**What you will do:** Without including any pictures, write out the data below exactly.

───── Input data ─────

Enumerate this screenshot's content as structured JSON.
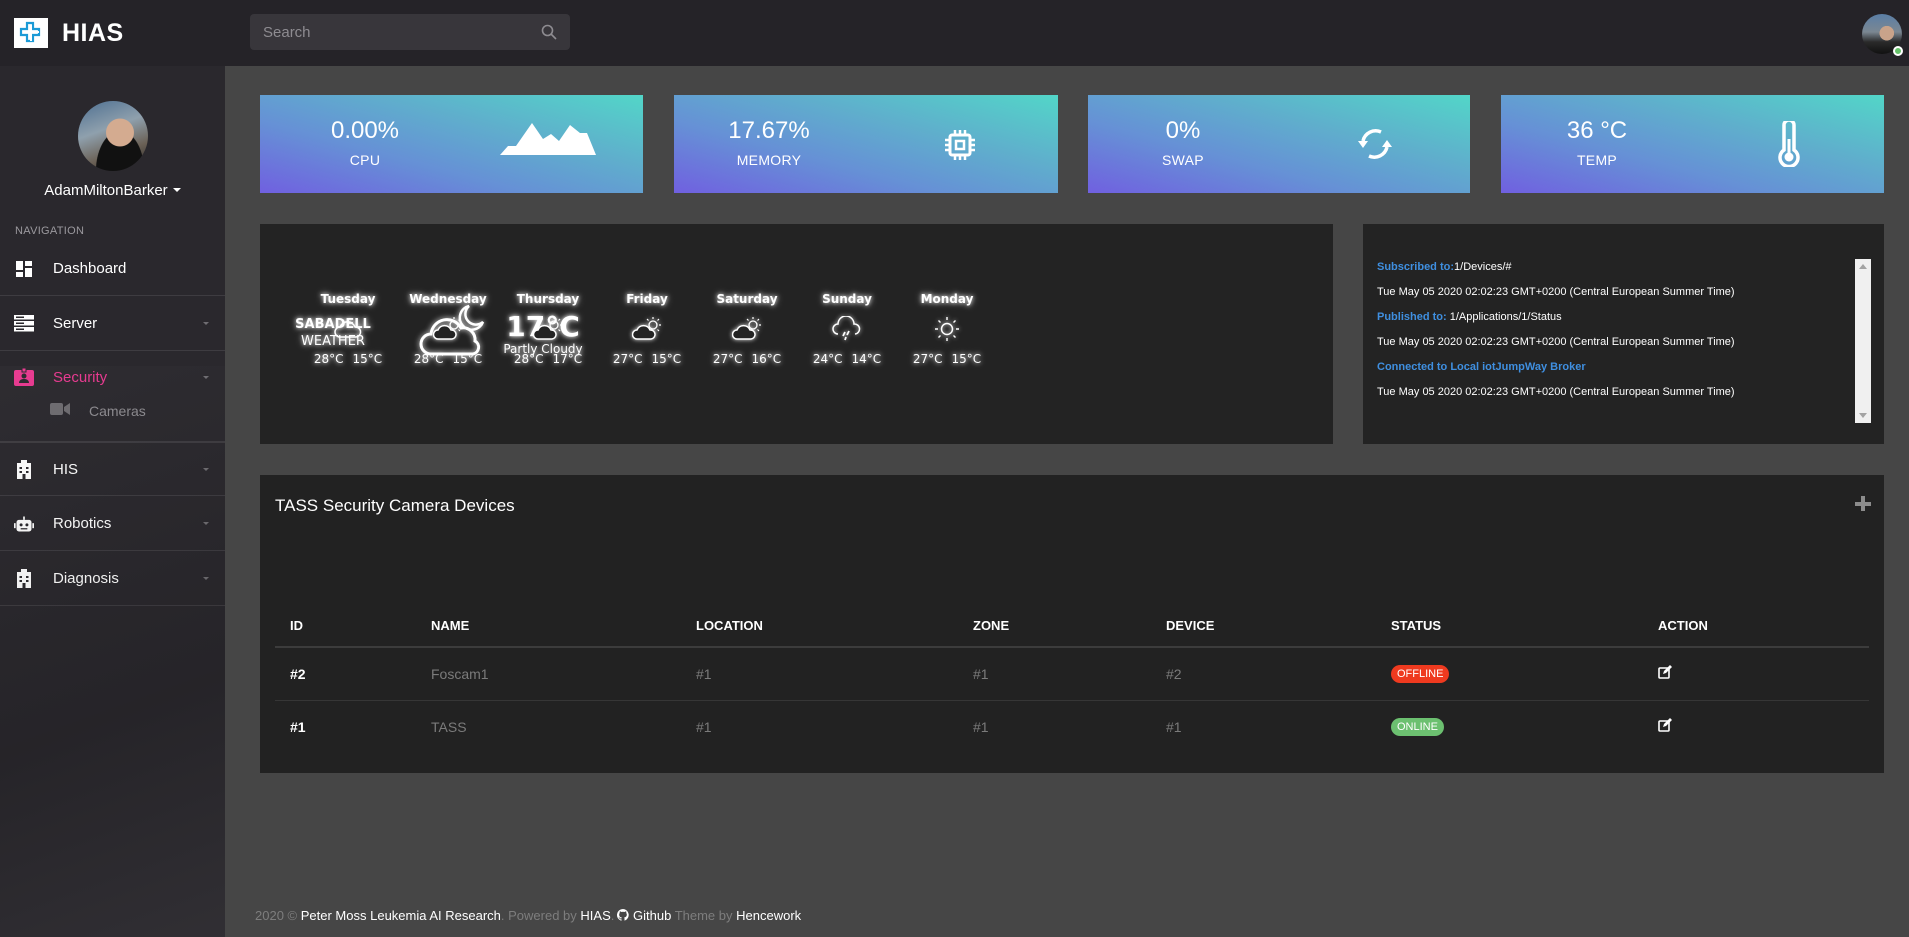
{
  "header": {
    "app_name": "HIAS",
    "search_placeholder": "Search",
    "user_online": true
  },
  "sidebar": {
    "username": "AdamMiltonBarker",
    "nav_heading": "NAVIGATION",
    "items": [
      {
        "label": "Dashboard",
        "icon": "dashboard-icon",
        "has_caret": false,
        "active": false
      },
      {
        "label": "Server",
        "icon": "server-icon",
        "has_caret": true,
        "active": false
      },
      {
        "label": "Security",
        "icon": "id-badge-icon",
        "has_caret": true,
        "active": true
      },
      {
        "label": "HIS",
        "icon": "hospital-icon",
        "has_caret": true,
        "active": false
      },
      {
        "label": "Robotics",
        "icon": "robot-icon",
        "has_caret": true,
        "active": false
      },
      {
        "label": "Diagnosis",
        "icon": "hospital-icon",
        "has_caret": true,
        "active": false
      }
    ],
    "sub_items": [
      {
        "parent": "Security",
        "label": "Cameras",
        "icon": "video-camera-icon"
      }
    ],
    "accent_color": "#e8388f"
  },
  "stats": [
    {
      "value": "0.00%",
      "label": "CPU",
      "icon": "area-chart-icon"
    },
    {
      "value": "17.67%",
      "label": "MEMORY",
      "icon": "microchip-icon"
    },
    {
      "value": "0%",
      "label": "SWAP",
      "icon": "refresh-icon"
    },
    {
      "value": "36 °C",
      "label": "TEMP",
      "icon": "thermometer-icon"
    }
  ],
  "weather": {
    "city": "SABADELL",
    "subtitle": "WEATHER",
    "current_temp": "17°C",
    "current_condition": "Partly Cloudy",
    "current_icon": "cloud-moon-icon",
    "forecast": [
      {
        "day": "Tuesday",
        "icon": "cloud-icon",
        "high": "28°C",
        "low": "15°C"
      },
      {
        "day": "Wednesday",
        "icon": "cloud-sun-icon",
        "high": "28°C",
        "low": "15°C"
      },
      {
        "day": "Thursday",
        "icon": "cloud-sun-icon",
        "high": "28°C",
        "low": "17°C"
      },
      {
        "day": "Friday",
        "icon": "cloud-sun-icon",
        "high": "27°C",
        "low": "15°C"
      },
      {
        "day": "Saturday",
        "icon": "cloud-sun-icon",
        "high": "27°C",
        "low": "16°C"
      },
      {
        "day": "Sunday",
        "icon": "cloud-rain-icon",
        "high": "24°C",
        "low": "14°C"
      },
      {
        "day": "Monday",
        "icon": "sun-icon",
        "high": "27°C",
        "low": "15°C"
      }
    ]
  },
  "mqtt_log": [
    {
      "label": "Subscribed to:",
      "text": "1/Devices/#"
    },
    {
      "label": "",
      "text": "Tue May 05 2020 02:02:23 GMT+0200 (Central European Summer Time)"
    },
    {
      "label": "Published to:",
      "text": " 1/Applications/1/Status"
    },
    {
      "label": "",
      "text": "Tue May 05 2020 02:02:23 GMT+0200 (Central European Summer Time)"
    },
    {
      "label": "Connected to Local iotJumpWay Broker",
      "text": ""
    },
    {
      "label": "",
      "text": "Tue May 05 2020 02:02:23 GMT+0200 (Central European Summer Time)"
    }
  ],
  "devices_table": {
    "title": "TASS Security Camera Devices",
    "columns": [
      "ID",
      "NAME",
      "LOCATION",
      "ZONE",
      "DEVICE",
      "STATUS",
      "ACTION"
    ],
    "rows": [
      {
        "id": "#2",
        "name": "Foscam1",
        "location": "#1",
        "zone": "#1",
        "device": "#2",
        "status": "OFFLINE",
        "status_color": "#ef3a1f"
      },
      {
        "id": "#1",
        "name": "TASS",
        "location": "#1",
        "zone": "#1",
        "device": "#1",
        "status": "ONLINE",
        "status_color": "#6cc070"
      }
    ]
  },
  "footer": {
    "year": "2020 ©",
    "org": "Peter Moss Leukemia AI Research",
    "powered_by": ". Powered by",
    "app": "HIAS",
    "github": "Github",
    "theme_by": "Theme by",
    "theme_author": "Hencework"
  }
}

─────

**Answer to this exercise:**
Enumerate this screenshot's content as structured JSON.
{
  "header": {
    "app_name": "HIAS",
    "search_placeholder": "Search",
    "user_online": true
  },
  "sidebar": {
    "username": "AdamMiltonBarker",
    "nav_heading": "NAVIGATION",
    "items": [
      {
        "label": "Dashboard",
        "icon": "dashboard-icon",
        "has_caret": false,
        "active": false
      },
      {
        "label": "Server",
        "icon": "server-icon",
        "has_caret": true,
        "active": false
      },
      {
        "label": "Security",
        "icon": "id-badge-icon",
        "has_caret": true,
        "active": true
      },
      {
        "label": "HIS",
        "icon": "hospital-icon",
        "has_caret": true,
        "active": false
      },
      {
        "label": "Robotics",
        "icon": "robot-icon",
        "has_caret": true,
        "active": false
      },
      {
        "label": "Diagnosis",
        "icon": "hospital-icon",
        "has_caret": true,
        "active": false
      }
    ],
    "sub_items": [
      {
        "parent": "Security",
        "label": "Cameras",
        "icon": "video-camera-icon"
      }
    ],
    "accent_color": "#e8388f"
  },
  "stats": [
    {
      "value": "0.00%",
      "label": "CPU",
      "icon": "area-chart-icon"
    },
    {
      "value": "17.67%",
      "label": "MEMORY",
      "icon": "microchip-icon"
    },
    {
      "value": "0%",
      "label": "SWAP",
      "icon": "refresh-icon"
    },
    {
      "value": "36 °C",
      "label": "TEMP",
      "icon": "thermometer-icon"
    }
  ],
  "weather": {
    "city": "SABADELL",
    "subtitle": "WEATHER",
    "current_temp": "17°C",
    "current_condition": "Partly Cloudy",
    "current_icon": "cloud-moon-icon",
    "forecast": [
      {
        "day": "Tuesday",
        "icon": "cloud-icon",
        "high": "28°C",
        "low": "15°C"
      },
      {
        "day": "Wednesday",
        "icon": "cloud-sun-icon",
        "high": "28°C",
        "low": "15°C"
      },
      {
        "day": "Thursday",
        "icon": "cloud-sun-icon",
        "high": "28°C",
        "low": "17°C"
      },
      {
        "day": "Friday",
        "icon": "cloud-sun-icon",
        "high": "27°C",
        "low": "15°C"
      },
      {
        "day": "Saturday",
        "icon": "cloud-sun-icon",
        "high": "27°C",
        "low": "16°C"
      },
      {
        "day": "Sunday",
        "icon": "cloud-rain-icon",
        "high": "24°C",
        "low": "14°C"
      },
      {
        "day": "Monday",
        "icon": "sun-icon",
        "high": "27°C",
        "low": "15°C"
      }
    ]
  },
  "mqtt_log": [
    {
      "label": "Subscribed to:",
      "text": "1/Devices/#"
    },
    {
      "label": "",
      "text": "Tue May 05 2020 02:02:23 GMT+0200 (Central European Summer Time)"
    },
    {
      "label": "Published to:",
      "text": " 1/Applications/1/Status"
    },
    {
      "label": "",
      "text": "Tue May 05 2020 02:02:23 GMT+0200 (Central European Summer Time)"
    },
    {
      "label": "Connected to Local iotJumpWay Broker",
      "text": ""
    },
    {
      "label": "",
      "text": "Tue May 05 2020 02:02:23 GMT+0200 (Central European Summer Time)"
    }
  ],
  "devices_table": {
    "title": "TASS Security Camera Devices",
    "columns": [
      "ID",
      "NAME",
      "LOCATION",
      "ZONE",
      "DEVICE",
      "STATUS",
      "ACTION"
    ],
    "rows": [
      {
        "id": "#2",
        "name": "Foscam1",
        "location": "#1",
        "zone": "#1",
        "device": "#2",
        "status": "OFFLINE",
        "status_color": "#ef3a1f"
      },
      {
        "id": "#1",
        "name": "TASS",
        "location": "#1",
        "zone": "#1",
        "device": "#1",
        "status": "ONLINE",
        "status_color": "#6cc070"
      }
    ]
  },
  "footer": {
    "year": "2020 ©",
    "org": "Peter Moss Leukemia AI Research",
    "powered_by": ". Powered by",
    "app": "HIAS",
    "github": "Github",
    "theme_by": "Theme by",
    "theme_author": "Hencework"
  }
}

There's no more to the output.